One of Michigan’s lowest performing — and highest spending — school districting is turning over its three schools with nearly 1,000 students to a for-profit charter company, reports the Wall Street Journal.

In Highland Park School District, adjacent to Detroit, “only 22 percent of third graders passed state reading exams last school year and just 10 percent passed math,”  reports the Journal. Only 10 percent of high school students were proficient in reading and none in math. Phoenix-based Leona Group will run all three schools.

Highland Park decided to privatize its schools after years of enrollment decline, poor fiscal stewardship and allegations that a board member stole more than $125,000 by submitting false invoices; the charges against the member are pending.

During the 2010-2011 school year, the district spent $16,508 per student. By comparison, Michigan districts on average spent $9,202 per pupil that year. In the process, Highland Park ran up an $11.3 million deficit over its $18.9 million school budget.

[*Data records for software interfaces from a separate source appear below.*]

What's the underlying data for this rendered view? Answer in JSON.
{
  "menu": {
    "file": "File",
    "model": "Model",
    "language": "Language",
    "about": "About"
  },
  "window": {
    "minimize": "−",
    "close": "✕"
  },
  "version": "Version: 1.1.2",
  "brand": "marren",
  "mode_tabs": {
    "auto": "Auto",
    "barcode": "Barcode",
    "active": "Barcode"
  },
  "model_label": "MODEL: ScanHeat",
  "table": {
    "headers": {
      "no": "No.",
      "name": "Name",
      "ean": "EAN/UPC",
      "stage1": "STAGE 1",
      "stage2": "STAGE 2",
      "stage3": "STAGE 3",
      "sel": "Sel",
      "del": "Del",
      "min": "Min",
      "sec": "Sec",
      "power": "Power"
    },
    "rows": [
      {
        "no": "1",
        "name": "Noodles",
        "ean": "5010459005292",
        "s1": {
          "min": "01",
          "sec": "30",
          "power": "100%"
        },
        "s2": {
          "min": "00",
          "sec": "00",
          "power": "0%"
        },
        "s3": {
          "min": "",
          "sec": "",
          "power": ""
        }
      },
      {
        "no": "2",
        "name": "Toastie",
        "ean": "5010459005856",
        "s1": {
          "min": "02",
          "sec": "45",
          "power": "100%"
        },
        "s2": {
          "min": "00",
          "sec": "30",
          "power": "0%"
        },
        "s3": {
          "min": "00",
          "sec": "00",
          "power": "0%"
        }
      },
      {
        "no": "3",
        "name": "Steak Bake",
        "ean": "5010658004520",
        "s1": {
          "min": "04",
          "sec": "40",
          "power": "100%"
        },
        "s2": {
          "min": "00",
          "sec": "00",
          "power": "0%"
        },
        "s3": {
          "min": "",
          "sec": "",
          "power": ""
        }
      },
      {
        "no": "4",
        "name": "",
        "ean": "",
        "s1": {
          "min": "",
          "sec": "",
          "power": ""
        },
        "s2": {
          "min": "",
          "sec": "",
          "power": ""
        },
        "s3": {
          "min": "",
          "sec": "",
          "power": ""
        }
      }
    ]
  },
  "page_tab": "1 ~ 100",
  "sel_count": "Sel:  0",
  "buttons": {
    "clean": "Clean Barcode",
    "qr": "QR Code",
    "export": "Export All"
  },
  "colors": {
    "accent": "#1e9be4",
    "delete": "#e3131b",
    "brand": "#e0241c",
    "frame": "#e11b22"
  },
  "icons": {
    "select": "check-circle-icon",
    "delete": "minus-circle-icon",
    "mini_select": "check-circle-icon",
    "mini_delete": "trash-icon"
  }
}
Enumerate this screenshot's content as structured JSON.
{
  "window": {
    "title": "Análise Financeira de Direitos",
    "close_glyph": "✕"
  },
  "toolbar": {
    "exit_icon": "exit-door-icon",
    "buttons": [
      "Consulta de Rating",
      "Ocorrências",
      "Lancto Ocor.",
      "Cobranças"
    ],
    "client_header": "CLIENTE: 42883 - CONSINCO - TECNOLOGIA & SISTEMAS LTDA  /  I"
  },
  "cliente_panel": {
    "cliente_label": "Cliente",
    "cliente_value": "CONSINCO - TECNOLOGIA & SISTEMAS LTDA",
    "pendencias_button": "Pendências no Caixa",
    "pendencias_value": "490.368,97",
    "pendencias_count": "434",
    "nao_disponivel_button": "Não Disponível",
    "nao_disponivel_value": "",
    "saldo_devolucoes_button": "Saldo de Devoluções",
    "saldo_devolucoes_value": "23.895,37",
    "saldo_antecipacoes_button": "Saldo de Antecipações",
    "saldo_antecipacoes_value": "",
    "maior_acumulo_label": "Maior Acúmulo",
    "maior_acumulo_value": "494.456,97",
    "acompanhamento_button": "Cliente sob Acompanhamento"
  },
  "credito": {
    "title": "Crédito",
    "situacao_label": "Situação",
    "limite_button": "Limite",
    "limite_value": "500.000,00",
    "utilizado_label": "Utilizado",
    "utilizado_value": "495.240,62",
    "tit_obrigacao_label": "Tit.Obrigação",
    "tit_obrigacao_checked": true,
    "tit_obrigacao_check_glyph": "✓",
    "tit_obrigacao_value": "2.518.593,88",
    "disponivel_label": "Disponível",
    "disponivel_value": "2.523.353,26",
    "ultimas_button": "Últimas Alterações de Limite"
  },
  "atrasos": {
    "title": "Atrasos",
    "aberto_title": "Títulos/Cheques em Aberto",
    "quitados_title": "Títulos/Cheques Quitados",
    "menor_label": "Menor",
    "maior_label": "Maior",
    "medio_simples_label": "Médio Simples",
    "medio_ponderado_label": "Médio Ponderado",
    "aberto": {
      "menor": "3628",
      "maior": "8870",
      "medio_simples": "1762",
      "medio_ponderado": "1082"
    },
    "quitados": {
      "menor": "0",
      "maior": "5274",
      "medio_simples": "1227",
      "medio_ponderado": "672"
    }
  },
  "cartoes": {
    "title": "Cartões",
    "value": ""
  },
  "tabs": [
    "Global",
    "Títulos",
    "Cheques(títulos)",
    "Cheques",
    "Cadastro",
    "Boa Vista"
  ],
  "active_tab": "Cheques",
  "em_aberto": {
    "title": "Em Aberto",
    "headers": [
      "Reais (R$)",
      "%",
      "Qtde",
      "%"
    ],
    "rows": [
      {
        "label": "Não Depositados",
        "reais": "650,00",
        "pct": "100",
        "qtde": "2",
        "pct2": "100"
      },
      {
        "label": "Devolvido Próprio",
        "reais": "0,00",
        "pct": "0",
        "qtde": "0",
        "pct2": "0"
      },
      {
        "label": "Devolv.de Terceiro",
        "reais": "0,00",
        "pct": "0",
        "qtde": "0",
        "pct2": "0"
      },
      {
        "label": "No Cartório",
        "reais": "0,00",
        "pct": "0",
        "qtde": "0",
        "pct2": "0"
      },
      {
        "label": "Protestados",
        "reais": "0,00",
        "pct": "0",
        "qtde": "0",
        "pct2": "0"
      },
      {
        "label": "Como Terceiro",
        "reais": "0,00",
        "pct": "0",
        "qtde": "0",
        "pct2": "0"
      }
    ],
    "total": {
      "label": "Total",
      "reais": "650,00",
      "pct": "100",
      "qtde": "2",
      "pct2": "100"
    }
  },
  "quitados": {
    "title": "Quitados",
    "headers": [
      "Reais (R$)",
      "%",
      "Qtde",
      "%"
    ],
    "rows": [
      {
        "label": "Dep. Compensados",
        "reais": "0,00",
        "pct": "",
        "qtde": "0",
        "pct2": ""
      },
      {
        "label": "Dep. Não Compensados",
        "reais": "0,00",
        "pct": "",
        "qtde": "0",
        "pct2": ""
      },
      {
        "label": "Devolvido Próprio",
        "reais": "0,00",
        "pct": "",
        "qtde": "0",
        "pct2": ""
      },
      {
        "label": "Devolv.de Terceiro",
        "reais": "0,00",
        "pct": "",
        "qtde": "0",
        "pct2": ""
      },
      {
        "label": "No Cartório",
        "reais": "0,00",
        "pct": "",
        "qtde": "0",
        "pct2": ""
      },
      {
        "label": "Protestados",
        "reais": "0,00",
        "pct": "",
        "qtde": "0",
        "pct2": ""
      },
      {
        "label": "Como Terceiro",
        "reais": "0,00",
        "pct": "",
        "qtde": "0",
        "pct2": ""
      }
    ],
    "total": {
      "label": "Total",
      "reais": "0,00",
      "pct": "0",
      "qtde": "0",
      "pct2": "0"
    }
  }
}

Joyce Parker, appointed emergency district manager by Gov. Rick Snyder, ruled out merging Highland Park with a nearby district. “The financial problems were immense and we had to look at nontraditional ways to get the district back on track,” said Parker.

Under Leona’s management, the schools will receive $7,110 per pupil in state funding and an undetermined amount of federal funds for low-income and special education students.

Under the state emergency law, all the district’s professional staff has been laid off.  Teachers can apply for jobs with Leona, but the company “has budgeted about $36,000 a year for Highland Park teachers on average . . . compared with almost $65,000 a year the teachers received in the 2010-11 school year, reports the Journal.

So Leona will have much less money per student, inexperienced teachers and students who are way, way behind academically. It doesn’t look promising.


Grass cutters earn more than teachers

Eighteen grass cutters and three pest sprayers earned $50,000 last year working for Broward County schools, more per day than most teachers with 10 years experience, reports the South Florida Sun-Sentinel.  Seventeen stock clerks earned $52,000 or more; two mail clerks were paid $49,000. Painters and roofers outearned teachers with 16 years of experience: 34 painters and 24  roofers made at least $59,000.

Broward County laid off more than 1,000 people last year and cut art, physical education and music programs, but hasn’t taken advice to outsource maintenance and transportation jobs.

The graders are in Bangalore

To improve undergrads’ writing skills, University of Houston Professor Lori Whisenant assigns lots of writing in her business law and ethics class, which enrolls 1,000 students a year. But she doesn’t have time to read all those papers. Her seven teaching assistants lack the experience and time to provide detailed feedback. So she outsources assignment grading to Virtual-TA, which relies on readers based mostly in Asia, reports the Chronicle of Higher Education.

“Asia” must mean India, where educated people speak English — though not American English. You’d think there’d be a pool of unemployed English majors available for online work for low pay in the U.S. There are plenty of unemployed PhDs in the humanities, a Chronicle column notes.

Via Mark Perry’s Carpe Diem.

In response to comments: A newspaper friend who edits calendar write-ups outsourced to India finds it necessary to change Anglo-Indian expressions and diction to American English.